The isolation in Egypt had kept Abraham’s relatively small clan from being influenced by and absorbed into the pagan Canaanites as they grew into a nation. They were different from the peoples around them. Similarly, God’s people today are still a distinctive people. Beware of compromising that by replacing trust in the Lord with dependence on a political leader who cloaks himself in messianic garb—regardless of which political party he or she identifies with. The health and wealth gospel is a false gospel, whether coming from the left or the right. With Jethro, see the greatness of the God who, in distinction from whatever else is worshiped, has overcome his foes and delivered his people.
(from reflections on Exodus 18:9-12, Jethro’s visit to Moses and the nation of Israel)
Jethro, a Gentile, joins in worshiping the LORD, the covenant God of Israel. He anticipates what would happen when the Messiah came, drew us near to a holy God by shedding his blood for us, and then breaking down the wall of partition. We have been incorporated into a building made of living stones, and by the Spirit, have become a dwelling place for God!
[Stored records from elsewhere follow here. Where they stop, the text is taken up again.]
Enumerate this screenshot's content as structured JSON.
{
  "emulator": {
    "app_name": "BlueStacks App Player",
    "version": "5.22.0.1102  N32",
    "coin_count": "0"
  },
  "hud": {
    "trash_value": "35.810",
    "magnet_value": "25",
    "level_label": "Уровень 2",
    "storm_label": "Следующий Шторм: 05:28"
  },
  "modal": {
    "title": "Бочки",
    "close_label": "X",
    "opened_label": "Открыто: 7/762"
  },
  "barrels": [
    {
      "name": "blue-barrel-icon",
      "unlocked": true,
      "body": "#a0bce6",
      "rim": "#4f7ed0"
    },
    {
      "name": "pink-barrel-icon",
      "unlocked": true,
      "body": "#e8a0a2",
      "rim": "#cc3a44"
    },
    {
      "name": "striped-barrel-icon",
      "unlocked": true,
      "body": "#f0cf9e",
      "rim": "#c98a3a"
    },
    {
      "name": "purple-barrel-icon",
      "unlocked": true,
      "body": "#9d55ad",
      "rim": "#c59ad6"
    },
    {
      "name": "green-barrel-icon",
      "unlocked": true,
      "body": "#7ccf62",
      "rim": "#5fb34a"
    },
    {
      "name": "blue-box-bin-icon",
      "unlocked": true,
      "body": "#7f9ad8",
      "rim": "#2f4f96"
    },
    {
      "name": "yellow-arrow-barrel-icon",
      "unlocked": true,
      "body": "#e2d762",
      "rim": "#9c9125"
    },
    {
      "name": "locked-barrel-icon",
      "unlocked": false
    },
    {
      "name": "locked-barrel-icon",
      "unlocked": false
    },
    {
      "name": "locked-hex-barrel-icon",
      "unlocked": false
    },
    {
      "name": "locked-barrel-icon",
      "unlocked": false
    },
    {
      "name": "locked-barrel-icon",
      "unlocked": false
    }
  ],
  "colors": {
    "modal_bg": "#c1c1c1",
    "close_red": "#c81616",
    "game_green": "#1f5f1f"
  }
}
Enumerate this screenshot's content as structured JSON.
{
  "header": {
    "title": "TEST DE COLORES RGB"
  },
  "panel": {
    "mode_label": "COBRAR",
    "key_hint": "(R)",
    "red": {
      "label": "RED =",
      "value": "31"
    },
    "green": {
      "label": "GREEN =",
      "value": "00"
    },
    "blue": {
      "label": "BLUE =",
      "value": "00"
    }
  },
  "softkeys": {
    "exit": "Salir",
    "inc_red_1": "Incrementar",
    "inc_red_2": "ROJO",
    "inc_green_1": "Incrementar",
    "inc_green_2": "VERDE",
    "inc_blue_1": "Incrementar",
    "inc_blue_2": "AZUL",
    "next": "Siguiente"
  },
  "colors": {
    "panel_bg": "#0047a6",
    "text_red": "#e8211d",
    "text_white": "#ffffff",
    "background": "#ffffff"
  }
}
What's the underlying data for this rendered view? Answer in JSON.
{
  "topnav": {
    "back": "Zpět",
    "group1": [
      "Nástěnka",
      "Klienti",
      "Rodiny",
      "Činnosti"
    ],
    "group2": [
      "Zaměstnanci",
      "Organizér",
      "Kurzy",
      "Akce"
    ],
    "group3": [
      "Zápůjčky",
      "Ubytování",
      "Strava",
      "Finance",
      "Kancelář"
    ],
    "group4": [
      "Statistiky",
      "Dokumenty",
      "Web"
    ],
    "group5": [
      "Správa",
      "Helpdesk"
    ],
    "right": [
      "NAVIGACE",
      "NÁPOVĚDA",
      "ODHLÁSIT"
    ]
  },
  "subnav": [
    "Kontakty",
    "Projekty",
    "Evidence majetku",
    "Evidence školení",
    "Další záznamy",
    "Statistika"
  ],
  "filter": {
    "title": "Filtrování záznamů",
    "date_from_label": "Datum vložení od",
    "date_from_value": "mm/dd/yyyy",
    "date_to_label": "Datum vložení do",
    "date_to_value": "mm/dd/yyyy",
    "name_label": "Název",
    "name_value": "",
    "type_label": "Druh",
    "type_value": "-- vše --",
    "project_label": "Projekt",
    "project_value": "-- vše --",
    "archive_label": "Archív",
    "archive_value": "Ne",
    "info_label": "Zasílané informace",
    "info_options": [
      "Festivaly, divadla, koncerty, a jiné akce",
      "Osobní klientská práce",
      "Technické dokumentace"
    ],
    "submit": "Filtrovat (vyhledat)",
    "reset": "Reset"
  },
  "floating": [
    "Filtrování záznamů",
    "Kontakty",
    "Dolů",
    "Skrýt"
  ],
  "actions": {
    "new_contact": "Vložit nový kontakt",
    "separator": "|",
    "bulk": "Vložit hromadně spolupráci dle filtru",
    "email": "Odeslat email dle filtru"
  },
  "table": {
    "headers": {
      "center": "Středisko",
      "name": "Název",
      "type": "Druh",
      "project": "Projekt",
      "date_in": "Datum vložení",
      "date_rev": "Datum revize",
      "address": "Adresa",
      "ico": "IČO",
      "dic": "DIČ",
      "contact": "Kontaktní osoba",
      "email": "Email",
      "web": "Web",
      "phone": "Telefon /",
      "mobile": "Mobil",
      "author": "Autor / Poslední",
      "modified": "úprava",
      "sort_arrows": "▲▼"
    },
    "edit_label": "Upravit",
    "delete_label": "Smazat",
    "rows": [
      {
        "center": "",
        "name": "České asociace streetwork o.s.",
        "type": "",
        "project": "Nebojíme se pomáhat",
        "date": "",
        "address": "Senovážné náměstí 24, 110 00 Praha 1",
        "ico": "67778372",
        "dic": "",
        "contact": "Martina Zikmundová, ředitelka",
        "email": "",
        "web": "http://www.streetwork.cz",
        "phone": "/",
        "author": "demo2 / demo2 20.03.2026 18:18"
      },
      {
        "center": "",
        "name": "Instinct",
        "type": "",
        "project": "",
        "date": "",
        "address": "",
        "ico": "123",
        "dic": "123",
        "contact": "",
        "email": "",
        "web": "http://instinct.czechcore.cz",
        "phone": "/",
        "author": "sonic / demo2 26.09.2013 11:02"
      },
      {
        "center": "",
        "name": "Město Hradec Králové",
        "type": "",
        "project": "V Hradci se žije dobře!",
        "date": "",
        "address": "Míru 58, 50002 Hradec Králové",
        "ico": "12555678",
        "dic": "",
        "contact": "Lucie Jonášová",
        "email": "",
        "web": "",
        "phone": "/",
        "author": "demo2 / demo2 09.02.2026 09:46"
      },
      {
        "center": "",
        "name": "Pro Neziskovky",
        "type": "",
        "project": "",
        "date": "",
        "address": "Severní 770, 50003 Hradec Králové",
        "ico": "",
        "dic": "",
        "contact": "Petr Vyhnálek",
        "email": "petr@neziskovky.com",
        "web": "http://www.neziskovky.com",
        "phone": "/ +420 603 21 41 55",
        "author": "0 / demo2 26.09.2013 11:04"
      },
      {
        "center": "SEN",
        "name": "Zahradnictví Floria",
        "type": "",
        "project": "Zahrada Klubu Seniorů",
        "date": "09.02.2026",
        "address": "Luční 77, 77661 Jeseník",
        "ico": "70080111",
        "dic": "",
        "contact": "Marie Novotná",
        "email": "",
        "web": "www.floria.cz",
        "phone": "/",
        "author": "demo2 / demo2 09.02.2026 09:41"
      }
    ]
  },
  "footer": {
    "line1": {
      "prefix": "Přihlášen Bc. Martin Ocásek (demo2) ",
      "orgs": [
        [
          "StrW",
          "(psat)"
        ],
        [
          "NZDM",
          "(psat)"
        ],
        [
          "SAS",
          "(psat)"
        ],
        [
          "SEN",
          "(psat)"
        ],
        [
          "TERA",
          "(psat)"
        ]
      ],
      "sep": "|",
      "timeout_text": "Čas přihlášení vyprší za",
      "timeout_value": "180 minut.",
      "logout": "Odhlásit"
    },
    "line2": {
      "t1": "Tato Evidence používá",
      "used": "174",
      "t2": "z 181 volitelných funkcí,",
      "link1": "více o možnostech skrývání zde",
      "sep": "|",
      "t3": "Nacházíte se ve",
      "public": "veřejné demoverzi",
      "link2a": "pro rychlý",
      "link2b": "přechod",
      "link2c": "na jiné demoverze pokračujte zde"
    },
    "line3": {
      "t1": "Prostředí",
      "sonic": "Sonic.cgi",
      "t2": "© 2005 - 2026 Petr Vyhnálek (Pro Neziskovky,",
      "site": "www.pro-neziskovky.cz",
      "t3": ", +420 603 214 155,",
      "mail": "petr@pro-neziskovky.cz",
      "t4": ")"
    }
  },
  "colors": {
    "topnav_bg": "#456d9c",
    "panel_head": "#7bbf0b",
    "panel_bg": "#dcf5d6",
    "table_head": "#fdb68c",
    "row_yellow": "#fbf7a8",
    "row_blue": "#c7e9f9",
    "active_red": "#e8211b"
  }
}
“Jethro saw in the rescue from the power of the Egyptians and of Pharaoh proof that the Lord was greater than all other gods, . . and, of course, especially the gods of Egypt. He thus perceived the spiritual background of the events of the Exodus and wilderness journey, even though he was a Gentile; his praise was a prophecy of the future recognition on the part of the nations, those who were not descendants of Abraham, that none among the gods was like the God of Israel (df. Ps. 86:8-10). In Jethro, the Lord showed Israel that, although the law would later be given to Israel alone, He was faithful to his promise of Genesis 12:3. . . .” W. H. Gispen, Exodus, p. 175).